What the exercise asks: Pictures aside, restate the records below exactly as written.

★ ★ ★ ★ ★

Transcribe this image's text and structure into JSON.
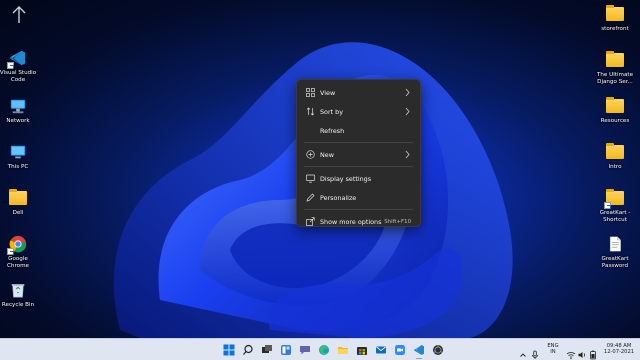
{
  "desktop": {
    "left_icons": [
      {
        "label": "Visual Studio Code",
        "icon": "vscode-icon"
      },
      {
        "label": "Network",
        "icon": "network-icon"
      },
      {
        "label": "This PC",
        "icon": "this-pc-icon"
      },
      {
        "label": "Dell",
        "icon": "folder-icon"
      },
      {
        "label": "Google Chrome",
        "icon": "chrome-icon"
      },
      {
        "label": "Recycle Bin",
        "icon": "recycle-bin-icon"
      }
    ],
    "right_icons": [
      {
        "label": "storefront",
        "icon": "folder-icon"
      },
      {
        "label": "The Ultimate Django Ser...",
        "icon": "folder-icon"
      },
      {
        "label": "Resources",
        "icon": "folder-icon"
      },
      {
        "label": "Intro",
        "icon": "folder-icon"
      },
      {
        "label": "GreatKart - Shortcut",
        "icon": "folder-shortcut-icon"
      },
      {
        "label": "GreatKart Password",
        "icon": "text-file-icon"
      }
    ]
  },
  "context_menu": {
    "items": [
      {
        "label": "View",
        "icon": "grid-view-icon",
        "submenu": true
      },
      {
        "label": "Sort by",
        "icon": "sort-icon",
        "submenu": true
      },
      {
        "label": "Refresh",
        "icon": "",
        "submenu": false
      },
      {
        "label": "New",
        "icon": "plus-circle-icon",
        "submenu": true
      },
      {
        "label": "Display settings",
        "icon": "display-icon",
        "submenu": false
      },
      {
        "label": "Personalize",
        "icon": "pen-icon",
        "submenu": false
      },
      {
        "label": "Show more options",
        "icon": "share-icon",
        "submenu": false,
        "accelerator": "Shift+F10"
      }
    ]
  },
  "taskbar": {
    "apps": [
      "start-icon",
      "search-icon",
      "task-view-icon",
      "widgets-icon",
      "chat-icon",
      "edge-icon",
      "file-explorer-icon",
      "store-icon",
      "mail-icon",
      "zoom-icon",
      "vscode-icon",
      "chrome-icon"
    ],
    "tray": {
      "language_line1": "ENG",
      "language_line2": "IN",
      "time": "09:48 AM",
      "date": "12-07-2021"
    }
  }
}
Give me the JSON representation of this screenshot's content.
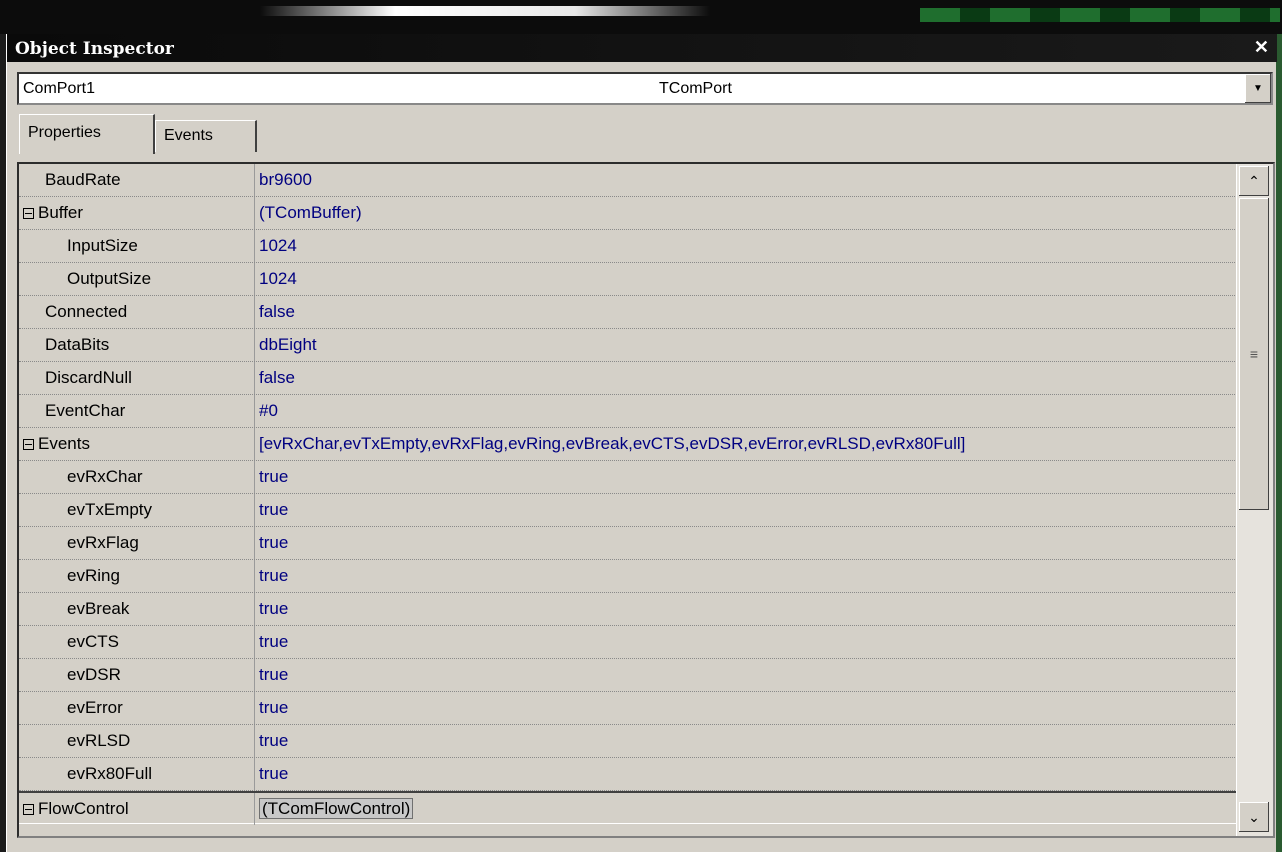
{
  "window": {
    "title": "Object Inspector",
    "close_glyph": "✕"
  },
  "selector": {
    "component_name": "ComPort1",
    "component_type": "TComPort",
    "dropdown_icon": "chevron-down-icon"
  },
  "tabs": [
    {
      "label": "Properties",
      "active": true
    },
    {
      "label": "Events",
      "active": false
    }
  ],
  "properties": [
    {
      "name": "BaudRate",
      "value": "br9600",
      "indent": 0,
      "expander": false
    },
    {
      "name": "Buffer",
      "value": "(TComBuffer)",
      "indent": 0,
      "expander": true
    },
    {
      "name": "InputSize",
      "value": "1024",
      "indent": 1,
      "expander": false
    },
    {
      "name": "OutputSize",
      "value": "1024",
      "indent": 1,
      "expander": false
    },
    {
      "name": "Connected",
      "value": "false",
      "indent": 0,
      "expander": false
    },
    {
      "name": "DataBits",
      "value": "dbEight",
      "indent": 0,
      "expander": false
    },
    {
      "name": "DiscardNull",
      "value": "false",
      "indent": 0,
      "expander": false
    },
    {
      "name": "EventChar",
      "value": "#0",
      "indent": 0,
      "expander": false
    },
    {
      "name": "Events",
      "value": "[evRxChar,evTxEmpty,evRxFlag,evRing,evBreak,evCTS,evDSR,evError,evRLSD,evRx80Full]",
      "indent": 0,
      "expander": true
    },
    {
      "name": "evRxChar",
      "value": "true",
      "indent": 1,
      "expander": false
    },
    {
      "name": "evTxEmpty",
      "value": "true",
      "indent": 1,
      "expander": false
    },
    {
      "name": "evRxFlag",
      "value": "true",
      "indent": 1,
      "expander": false
    },
    {
      "name": "evRing",
      "value": "true",
      "indent": 1,
      "expander": false
    },
    {
      "name": "evBreak",
      "value": "true",
      "indent": 1,
      "expander": false
    },
    {
      "name": "evCTS",
      "value": "true",
      "indent": 1,
      "expander": false
    },
    {
      "name": "evDSR",
      "value": "true",
      "indent": 1,
      "expander": false
    },
    {
      "name": "evError",
      "value": "true",
      "indent": 1,
      "expander": false
    },
    {
      "name": "evRLSD",
      "value": "true",
      "indent": 1,
      "expander": false
    },
    {
      "name": "evRx80Full",
      "value": "true",
      "indent": 1,
      "expander": false
    },
    {
      "name": "FlowControl",
      "value": "(TComFlowControl)",
      "indent": 0,
      "expander": true,
      "selected": true
    }
  ],
  "colors": {
    "value_text": "#000080",
    "panel": "#d4d0c8",
    "titlebar": "#0a0a0a"
  }
}
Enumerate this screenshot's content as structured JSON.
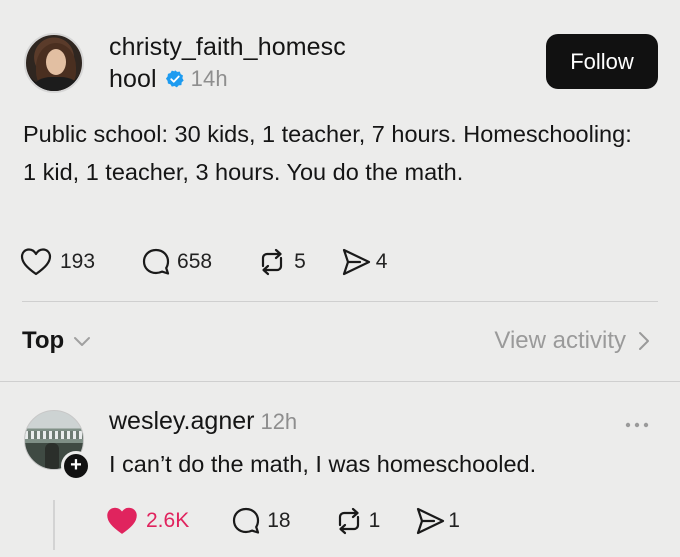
{
  "post": {
    "username_line1": "christy_faith_homesc",
    "username_line2": "hool",
    "time": "14h",
    "follow_label": "Follow",
    "text": "Public school: 30 kids, 1 teacher, 7 hours. Homeschooling: 1 kid, 1 teacher, 3 hours. You do the math.",
    "likes": "193",
    "comments": "658",
    "reposts": "5",
    "shares": "4",
    "verified": true
  },
  "filter": {
    "sort_label": "Top",
    "view_activity_label": "View activity"
  },
  "reply": {
    "username": "wesley.agner",
    "time": "12h",
    "text": "I can’t do the math, I was homeschooled.",
    "likes": "2.6K",
    "comments": "18",
    "reposts": "1",
    "shares": "1",
    "liked": true
  },
  "colors": {
    "background": "#ececeb",
    "text": "#151515",
    "muted": "#8e8e8e",
    "verified_blue": "#1d9bf0",
    "like_red": "#e0245e",
    "button_bg": "#111111"
  },
  "icons": {
    "heart": "heart-icon",
    "comment": "comment-bubble-icon",
    "repost": "repost-icon",
    "share": "send-icon",
    "verified": "verified-badge-icon",
    "chevron_down": "chevron-down-icon",
    "chevron_right": "chevron-right-icon",
    "more": "more-dots-icon",
    "plus": "plus-icon"
  }
}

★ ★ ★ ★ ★

Written reply:
Transcribe this image's text and structure into JSON.
{
  "desktop": {
    "left_icons": [
      {
        "label": "Visual Studio Code",
        "icon": "vscode-icon"
      },
      {
        "label": "Network",
        "icon": "network-icon"
      },
      {
        "label": "This PC",
        "icon": "this-pc-icon"
      },
      {
        "label": "Dell",
        "icon": "folder-icon"
      },
      {
        "label": "Google Chrome",
        "icon": "chrome-icon"
      },
      {
        "label": "Recycle Bin",
        "icon": "recycle-bin-icon"
      }
    ],
    "right_icons": [
      {
        "label": "storefront",
        "icon": "folder-icon"
      },
      {
        "label": "The Ultimate Django Ser...",
        "icon": "folder-icon"
      },
      {
        "label": "Resources",
        "icon": "folder-icon"
      },
      {
        "label": "Intro",
        "icon": "folder-icon"
      },
      {
        "label": "GreatKart - Shortcut",
        "icon": "folder-shortcut-icon"
      },
      {
        "label": "GreatKart Password",
        "icon": "text-file-icon"
      }
    ]
  },
  "context_menu": {
    "items": [
      {
        "label": "View",
        "icon": "grid-view-icon",
        "submenu": true
      },
      {
        "label": "Sort by",
        "icon": "sort-icon",
        "submenu": true
      },
      {
        "label": "Refresh",
        "icon": "",
        "submenu": false
      },
      {
        "label": "New",
        "icon": "plus-circle-icon",
        "submenu": true
      },
      {
        "label": "Display settings",
        "icon": "display-icon",
        "submenu": false
      },
      {
        "label": "Personalize",
        "icon": "pen-icon",
        "submenu": false
      },
      {
        "label": "Show more options",
        "icon": "share-icon",
        "submenu": false,
        "accelerator": "Shift+F10"
      }
    ]
  },
  "taskbar": {
    "apps": [
      "start-icon",
      "search-icon",
      "task-view-icon",
      "widgets-icon",
      "chat-icon",
      "edge-icon",
      "file-explorer-icon",
      "store-icon",
      "mail-icon",
      "zoom-icon",
      "vscode-icon",
      "chrome-icon"
    ],
    "tray": {
      "language_line1": "ENG",
      "language_line2": "IN",
      "time": "09:48 AM",
      "date": "12-07-2021"
    }
  }
}
Give me the JSON representation of this screenshot's content.
{
  "window": {
    "title": "Object Inspector",
    "close_glyph": "✕"
  },
  "selector": {
    "component_name": "ComPort1",
    "component_type": "TComPort",
    "dropdown_icon": "chevron-down-icon"
  },
  "tabs": [
    {
      "label": "Properties",
      "active": true
    },
    {
      "label": "Events",
      "active": false
    }
  ],
  "properties": [
    {
      "name": "BaudRate",
      "value": "br9600",
      "indent": 0,
      "expander": false
    },
    {
      "name": "Buffer",
      "value": "(TComBuffer)",
      "indent": 0,
      "expander": true
    },
    {
      "name": "InputSize",
      "value": "1024",
      "indent": 1,
      "expander": false
    },
    {
      "name": "OutputSize",
      "value": "1024",
      "indent": 1,
      "expander": false
    },
    {
      "name": "Connected",
      "value": "false",
      "indent": 0,
      "expander": false
    },
    {
      "name": "DataBits",
      "value": "dbEight",
      "indent": 0,
      "expander": false
    },
    {
      "name": "DiscardNull",
      "value": "false",
      "indent": 0,
      "expander": false
    },
    {
      "name": "EventChar",
      "value": "#0",
      "indent": 0,
      "expander": false
    },
    {
      "name": "Events",
      "value": "[evRxChar,evTxEmpty,evRxFlag,evRing,evBreak,evCTS,evDSR,evError,evRLSD,evRx80Full]",
      "indent": 0,
      "expander": true
    },
    {
      "name": "evRxChar",
      "value": "true",
      "indent": 1,
      "expander": false
    },
    {
      "name": "evTxEmpty",
      "value": "true",
      "indent": 1,
      "expander": false
    },
    {
      "name": "evRxFlag",
      "value": "true",
      "indent": 1,
      "expander": false
    },
    {
      "name": "evRing",
      "value": "true",
      "indent": 1,
      "expander": false
    },
    {
      "name": "evBreak",
      "value": "true",
      "indent": 1,
      "expander": false
    },
    {
      "name": "evCTS",
      "value": "true",
      "indent": 1,
      "expander": false
    },
    {
      "name": "evDSR",
      "value": "true",
      "indent": 1,
      "expander": false
    },
    {
      "name": "evError",
      "value": "true",
      "indent": 1,
      "expander": false
    },
    {
      "name": "evRLSD",
      "value": "true",
      "indent": 1,
      "expander": false
    },
    {
      "name": "evRx80Full",
      "value": "true",
      "indent": 1,
      "expander": false
    },
    {
      "name": "FlowControl",
      "value": "(TComFlowControl)",
      "indent": 0,
      "expander": true,
      "selected": true
    }
  ],
  "colors": {
    "value_text": "#000080",
    "panel": "#d4d0c8",
    "titlebar": "#0a0a0a"
  }
}
Enumerate this screenshot's content as structured JSON.
{
  "post": {
    "username_line1": "christy_faith_homesc",
    "username_line2": "hool",
    "time": "14h",
    "follow_label": "Follow",
    "text": "Public school: 30 kids, 1 teacher, 7 hours. Homeschooling: 1 kid, 1 teacher, 3 hours. You do the math.",
    "likes": "193",
    "comments": "658",
    "reposts": "5",
    "shares": "4",
    "verified": true
  },
  "filter": {
    "sort_label": "Top",
    "view_activity_label": "View activity"
  },
  "reply": {
    "username": "wesley.agner",
    "time": "12h",
    "text": "I can’t do the math, I was homeschooled.",
    "likes": "2.6K",
    "comments": "18",
    "reposts": "1",
    "shares": "1",
    "liked": true
  },
  "colors": {
    "background": "#ececeb",
    "text": "#151515",
    "muted": "#8e8e8e",
    "verified_blue": "#1d9bf0",
    "like_red": "#e0245e",
    "button_bg": "#111111"
  },
  "icons": {
    "heart": "heart-icon",
    "comment": "comment-bubble-icon",
    "repost": "repost-icon",
    "share": "send-icon",
    "verified": "verified-badge-icon",
    "chevron_down": "chevron-down-icon",
    "chevron_right": "chevron-right-icon",
    "more": "more-dots-icon",
    "plus": "plus-icon"
  }
}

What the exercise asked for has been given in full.